Items from an interface collection
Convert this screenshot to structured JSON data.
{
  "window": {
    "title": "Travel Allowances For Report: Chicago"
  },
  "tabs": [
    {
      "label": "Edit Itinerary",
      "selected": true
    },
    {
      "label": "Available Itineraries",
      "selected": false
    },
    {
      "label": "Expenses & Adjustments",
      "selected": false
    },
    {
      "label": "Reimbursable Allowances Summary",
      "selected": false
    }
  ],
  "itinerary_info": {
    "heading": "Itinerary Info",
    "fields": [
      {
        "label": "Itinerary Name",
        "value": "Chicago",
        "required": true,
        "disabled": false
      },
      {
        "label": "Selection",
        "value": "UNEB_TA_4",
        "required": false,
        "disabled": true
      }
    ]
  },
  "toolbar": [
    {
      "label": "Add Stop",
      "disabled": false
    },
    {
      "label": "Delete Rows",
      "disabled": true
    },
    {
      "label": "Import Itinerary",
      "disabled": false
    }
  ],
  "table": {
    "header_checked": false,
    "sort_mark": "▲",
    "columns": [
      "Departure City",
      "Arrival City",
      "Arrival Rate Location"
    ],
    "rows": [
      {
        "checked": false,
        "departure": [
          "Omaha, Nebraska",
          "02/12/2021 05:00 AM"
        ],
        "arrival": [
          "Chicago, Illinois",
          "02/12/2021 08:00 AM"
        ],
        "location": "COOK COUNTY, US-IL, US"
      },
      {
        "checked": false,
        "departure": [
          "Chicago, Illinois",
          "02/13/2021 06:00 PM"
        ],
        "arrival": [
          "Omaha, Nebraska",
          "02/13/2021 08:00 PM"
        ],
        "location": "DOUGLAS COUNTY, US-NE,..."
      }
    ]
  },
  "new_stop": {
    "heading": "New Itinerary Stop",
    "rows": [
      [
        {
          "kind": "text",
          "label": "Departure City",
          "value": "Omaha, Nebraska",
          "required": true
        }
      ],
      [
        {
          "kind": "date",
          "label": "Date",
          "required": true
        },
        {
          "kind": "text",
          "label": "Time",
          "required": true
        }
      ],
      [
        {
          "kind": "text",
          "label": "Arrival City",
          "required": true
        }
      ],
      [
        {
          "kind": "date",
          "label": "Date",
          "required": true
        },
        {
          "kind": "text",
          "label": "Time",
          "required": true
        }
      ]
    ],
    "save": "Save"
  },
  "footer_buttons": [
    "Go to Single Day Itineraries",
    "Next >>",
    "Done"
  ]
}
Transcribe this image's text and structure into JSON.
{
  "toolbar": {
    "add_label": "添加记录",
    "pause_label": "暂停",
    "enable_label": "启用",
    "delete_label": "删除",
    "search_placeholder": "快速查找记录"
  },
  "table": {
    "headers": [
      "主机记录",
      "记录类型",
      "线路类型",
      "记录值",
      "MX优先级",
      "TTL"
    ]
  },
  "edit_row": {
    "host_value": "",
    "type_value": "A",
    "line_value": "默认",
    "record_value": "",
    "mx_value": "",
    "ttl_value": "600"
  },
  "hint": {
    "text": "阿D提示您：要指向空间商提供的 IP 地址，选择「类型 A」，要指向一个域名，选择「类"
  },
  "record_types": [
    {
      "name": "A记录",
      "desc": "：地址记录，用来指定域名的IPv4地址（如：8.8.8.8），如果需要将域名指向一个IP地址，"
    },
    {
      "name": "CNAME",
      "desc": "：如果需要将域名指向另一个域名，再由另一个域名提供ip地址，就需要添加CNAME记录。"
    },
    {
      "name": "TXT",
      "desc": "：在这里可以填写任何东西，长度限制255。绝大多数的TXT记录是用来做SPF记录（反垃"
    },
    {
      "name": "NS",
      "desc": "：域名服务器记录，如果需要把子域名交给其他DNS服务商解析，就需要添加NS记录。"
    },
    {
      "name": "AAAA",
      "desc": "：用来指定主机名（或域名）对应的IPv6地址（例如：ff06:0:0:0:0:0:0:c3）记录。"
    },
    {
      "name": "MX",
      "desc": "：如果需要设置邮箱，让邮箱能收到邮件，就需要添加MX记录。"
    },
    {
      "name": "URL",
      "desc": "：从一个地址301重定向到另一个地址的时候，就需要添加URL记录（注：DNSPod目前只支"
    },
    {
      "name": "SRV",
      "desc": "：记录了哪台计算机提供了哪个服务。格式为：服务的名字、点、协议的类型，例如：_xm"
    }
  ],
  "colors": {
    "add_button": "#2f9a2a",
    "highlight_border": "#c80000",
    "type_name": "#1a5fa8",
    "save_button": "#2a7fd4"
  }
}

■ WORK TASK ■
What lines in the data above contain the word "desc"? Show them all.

■ REPLY ■
      "desc": "：地址记录，用来指定域名的IPv4地址（如：8.8.8.8），如果需要将域名指向一个IP地址，"
      "desc": "：如果需要将域名指向另一个域名，再由另一个域名提供ip地址，就需要添加CNAME记录。"
      "desc": "：在这里可以填写任何东西，长度限制255。绝大多数的TXT记录是用来做SPF记录（反垃"
      "desc": "：域名服务器记录，如果需要把子域名交给其他DNS服务商解析，就需要添加NS记录。"
      "desc": "：用来指定主机名（或域名）对应的IPv6地址（例如：ff06:0:0:0:0:0:0:c3）记录。"
      "desc": "：如果需要设置邮箱，让邮箱能收到邮件，就需要添加MX记录。"
      "desc": "：从一个地址301重定向到另一个地址的时候，就需要添加URL记录（注：DNSPod目前只支"
      "desc": "：记录了哪台计算机提供了哪个服务。格式为：服务的名字、点、协议的类型，例如：_xm"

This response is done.